By -synx-, history, 5 years ago,

How can we prove that
i - (i& - i) = i&(i - 1)
mathematically?
Obviously, we can realise that i&(i - 1) unsets the LSB, and (i& - i) gives the LSB (subtracting which, also unsets the LSB). Is there a more concrete backing?

• +1

 » 5 years ago, # |   +6 First, the integer i can be expressed in binary as a1b where a =  sequence of 0's and 1's.1 =  the LSB (least-significant bit)b =  sequence of 0's (possibly empty)Then i - 1 can be expressed as a0bc where bc is the complement of b (a sequence of 1's, possibly empty)Following this binary representation i & (i - 1) = a1b & a0bc = aWe can apply the same principle to represent i - (i& - i): - i = ac1b, why?

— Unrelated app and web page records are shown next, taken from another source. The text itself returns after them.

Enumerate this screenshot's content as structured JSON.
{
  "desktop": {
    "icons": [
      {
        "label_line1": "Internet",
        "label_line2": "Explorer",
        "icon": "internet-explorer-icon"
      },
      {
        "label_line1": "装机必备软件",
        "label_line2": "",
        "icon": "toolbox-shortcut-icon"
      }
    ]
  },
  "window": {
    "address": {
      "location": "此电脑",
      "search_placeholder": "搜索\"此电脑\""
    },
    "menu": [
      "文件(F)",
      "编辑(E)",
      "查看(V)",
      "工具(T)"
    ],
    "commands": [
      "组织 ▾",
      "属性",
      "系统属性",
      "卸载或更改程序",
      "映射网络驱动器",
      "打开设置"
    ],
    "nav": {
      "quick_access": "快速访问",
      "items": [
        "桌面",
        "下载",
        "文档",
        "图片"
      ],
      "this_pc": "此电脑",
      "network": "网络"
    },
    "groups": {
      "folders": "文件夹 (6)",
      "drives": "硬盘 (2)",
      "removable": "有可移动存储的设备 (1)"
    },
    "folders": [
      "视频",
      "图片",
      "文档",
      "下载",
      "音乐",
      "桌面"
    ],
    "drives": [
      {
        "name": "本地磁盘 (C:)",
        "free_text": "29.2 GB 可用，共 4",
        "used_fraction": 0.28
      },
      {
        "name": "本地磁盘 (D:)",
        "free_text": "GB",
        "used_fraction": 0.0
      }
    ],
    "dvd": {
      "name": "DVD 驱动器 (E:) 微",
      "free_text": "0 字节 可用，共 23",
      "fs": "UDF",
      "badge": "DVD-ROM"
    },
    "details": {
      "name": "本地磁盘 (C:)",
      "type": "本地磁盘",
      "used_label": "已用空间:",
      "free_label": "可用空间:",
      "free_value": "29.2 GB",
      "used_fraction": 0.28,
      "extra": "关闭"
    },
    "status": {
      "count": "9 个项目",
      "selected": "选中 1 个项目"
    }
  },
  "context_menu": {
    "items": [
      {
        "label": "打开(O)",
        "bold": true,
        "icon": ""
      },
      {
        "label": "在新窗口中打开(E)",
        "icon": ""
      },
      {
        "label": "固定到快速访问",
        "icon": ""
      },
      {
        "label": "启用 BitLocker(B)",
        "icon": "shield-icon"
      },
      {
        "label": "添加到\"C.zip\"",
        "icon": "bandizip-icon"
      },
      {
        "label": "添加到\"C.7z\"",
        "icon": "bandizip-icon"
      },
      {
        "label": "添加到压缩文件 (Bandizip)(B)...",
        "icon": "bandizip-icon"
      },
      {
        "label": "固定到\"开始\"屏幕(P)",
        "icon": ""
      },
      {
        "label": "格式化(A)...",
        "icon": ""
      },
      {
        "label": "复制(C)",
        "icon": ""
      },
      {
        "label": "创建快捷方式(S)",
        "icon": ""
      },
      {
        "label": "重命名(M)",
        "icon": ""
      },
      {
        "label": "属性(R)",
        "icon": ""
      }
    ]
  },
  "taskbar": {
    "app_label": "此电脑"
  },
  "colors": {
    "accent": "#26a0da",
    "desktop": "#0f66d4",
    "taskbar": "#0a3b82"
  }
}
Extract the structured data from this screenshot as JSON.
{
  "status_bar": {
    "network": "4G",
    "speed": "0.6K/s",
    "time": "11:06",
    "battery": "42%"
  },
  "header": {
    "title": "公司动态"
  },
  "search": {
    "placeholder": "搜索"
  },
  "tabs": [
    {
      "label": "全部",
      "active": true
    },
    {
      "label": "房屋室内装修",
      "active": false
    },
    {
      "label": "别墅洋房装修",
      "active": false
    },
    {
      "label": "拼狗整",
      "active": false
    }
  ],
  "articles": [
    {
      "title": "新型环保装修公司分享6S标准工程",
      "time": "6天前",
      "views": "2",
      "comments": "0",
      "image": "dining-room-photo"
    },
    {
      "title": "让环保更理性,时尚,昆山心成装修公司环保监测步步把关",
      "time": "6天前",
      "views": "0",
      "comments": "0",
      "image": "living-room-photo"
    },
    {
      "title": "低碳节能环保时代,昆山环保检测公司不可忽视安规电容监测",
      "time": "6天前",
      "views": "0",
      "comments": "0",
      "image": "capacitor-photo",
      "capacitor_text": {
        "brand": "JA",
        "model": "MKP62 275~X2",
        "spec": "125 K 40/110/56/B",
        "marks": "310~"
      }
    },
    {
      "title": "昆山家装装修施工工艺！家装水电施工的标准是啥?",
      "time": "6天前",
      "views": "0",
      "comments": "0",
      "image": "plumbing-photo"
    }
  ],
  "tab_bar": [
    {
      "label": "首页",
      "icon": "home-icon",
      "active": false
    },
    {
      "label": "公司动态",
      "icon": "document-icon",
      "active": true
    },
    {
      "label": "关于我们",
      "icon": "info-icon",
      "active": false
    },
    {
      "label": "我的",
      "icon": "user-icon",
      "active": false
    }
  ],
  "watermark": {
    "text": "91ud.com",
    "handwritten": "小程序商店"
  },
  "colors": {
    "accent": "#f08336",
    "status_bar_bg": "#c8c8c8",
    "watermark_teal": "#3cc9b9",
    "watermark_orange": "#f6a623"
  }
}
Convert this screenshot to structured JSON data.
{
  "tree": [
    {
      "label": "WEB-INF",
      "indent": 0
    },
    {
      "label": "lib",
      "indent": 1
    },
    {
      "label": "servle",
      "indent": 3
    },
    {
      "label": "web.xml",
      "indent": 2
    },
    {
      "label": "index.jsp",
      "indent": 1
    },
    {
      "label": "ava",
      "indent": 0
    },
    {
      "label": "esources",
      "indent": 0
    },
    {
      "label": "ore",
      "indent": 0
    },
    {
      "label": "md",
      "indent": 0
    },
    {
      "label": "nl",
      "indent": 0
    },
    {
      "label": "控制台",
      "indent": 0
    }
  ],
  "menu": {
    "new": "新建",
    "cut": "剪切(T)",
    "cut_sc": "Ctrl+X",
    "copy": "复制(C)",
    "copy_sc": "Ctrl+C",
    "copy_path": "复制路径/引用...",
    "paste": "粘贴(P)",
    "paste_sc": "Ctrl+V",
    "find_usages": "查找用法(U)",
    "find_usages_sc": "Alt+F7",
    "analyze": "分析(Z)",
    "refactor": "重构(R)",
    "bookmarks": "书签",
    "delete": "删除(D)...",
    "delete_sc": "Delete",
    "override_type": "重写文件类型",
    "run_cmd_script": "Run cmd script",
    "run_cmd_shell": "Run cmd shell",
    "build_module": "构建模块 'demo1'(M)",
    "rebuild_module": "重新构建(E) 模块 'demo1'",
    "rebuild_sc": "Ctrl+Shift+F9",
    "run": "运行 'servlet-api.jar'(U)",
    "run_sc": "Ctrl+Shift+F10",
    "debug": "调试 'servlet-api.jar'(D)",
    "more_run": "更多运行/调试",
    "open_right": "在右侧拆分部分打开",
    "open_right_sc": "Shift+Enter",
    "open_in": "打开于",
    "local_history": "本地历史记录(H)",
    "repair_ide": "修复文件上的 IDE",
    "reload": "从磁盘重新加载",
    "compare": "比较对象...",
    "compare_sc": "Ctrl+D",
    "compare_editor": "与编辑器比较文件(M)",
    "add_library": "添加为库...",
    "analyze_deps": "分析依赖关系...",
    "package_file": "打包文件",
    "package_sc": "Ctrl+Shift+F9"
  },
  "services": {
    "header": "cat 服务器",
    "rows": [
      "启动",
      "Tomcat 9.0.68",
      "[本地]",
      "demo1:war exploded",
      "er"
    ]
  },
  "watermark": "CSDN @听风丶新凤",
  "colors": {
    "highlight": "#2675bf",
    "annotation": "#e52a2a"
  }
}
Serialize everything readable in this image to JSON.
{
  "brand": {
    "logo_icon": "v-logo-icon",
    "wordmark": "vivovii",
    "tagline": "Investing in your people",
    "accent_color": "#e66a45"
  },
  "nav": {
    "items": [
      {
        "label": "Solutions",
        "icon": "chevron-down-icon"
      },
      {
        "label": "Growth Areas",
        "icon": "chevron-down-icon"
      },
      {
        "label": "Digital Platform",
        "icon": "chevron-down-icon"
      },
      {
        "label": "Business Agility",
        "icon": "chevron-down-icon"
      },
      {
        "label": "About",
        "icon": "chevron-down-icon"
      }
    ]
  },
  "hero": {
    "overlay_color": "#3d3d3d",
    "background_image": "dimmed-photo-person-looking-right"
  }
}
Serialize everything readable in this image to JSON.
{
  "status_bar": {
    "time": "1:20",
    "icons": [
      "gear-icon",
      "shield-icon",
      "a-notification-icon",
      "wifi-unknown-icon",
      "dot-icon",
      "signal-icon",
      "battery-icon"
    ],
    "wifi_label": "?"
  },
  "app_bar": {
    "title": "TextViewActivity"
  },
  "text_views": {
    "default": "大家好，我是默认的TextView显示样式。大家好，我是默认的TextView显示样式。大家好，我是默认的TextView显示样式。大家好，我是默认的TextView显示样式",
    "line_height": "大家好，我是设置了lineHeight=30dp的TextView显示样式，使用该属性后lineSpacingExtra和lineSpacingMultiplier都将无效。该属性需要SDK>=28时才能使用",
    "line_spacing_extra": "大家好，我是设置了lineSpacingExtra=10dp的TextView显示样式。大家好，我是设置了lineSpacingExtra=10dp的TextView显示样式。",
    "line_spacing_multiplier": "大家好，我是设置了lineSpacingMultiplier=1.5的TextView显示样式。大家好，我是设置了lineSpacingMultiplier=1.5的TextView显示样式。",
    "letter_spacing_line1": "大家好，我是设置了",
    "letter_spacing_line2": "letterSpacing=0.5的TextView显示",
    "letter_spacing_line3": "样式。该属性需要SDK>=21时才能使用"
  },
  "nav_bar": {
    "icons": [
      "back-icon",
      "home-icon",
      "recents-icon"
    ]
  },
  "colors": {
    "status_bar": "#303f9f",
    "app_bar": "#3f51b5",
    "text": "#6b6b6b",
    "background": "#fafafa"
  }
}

Because  - i is the two-complement of i, that is flipping all the bits (one-complement of i) and adding 1If we apply one-complement to i we get ac0bc, and adding 1 we get ac1bNow, i &  - i = a1b & ac1b = z1b where z is a sequence of zeros with the same length as ai - (i &  - i) = a1b - z1b = aSo, i - (i &  - i) = i & (i - 1) = a, (that is, turn off the LSB).Hope this helps :)
•  » » 5 years ago, # ^ |   +3 Thanks, sure it helps. :)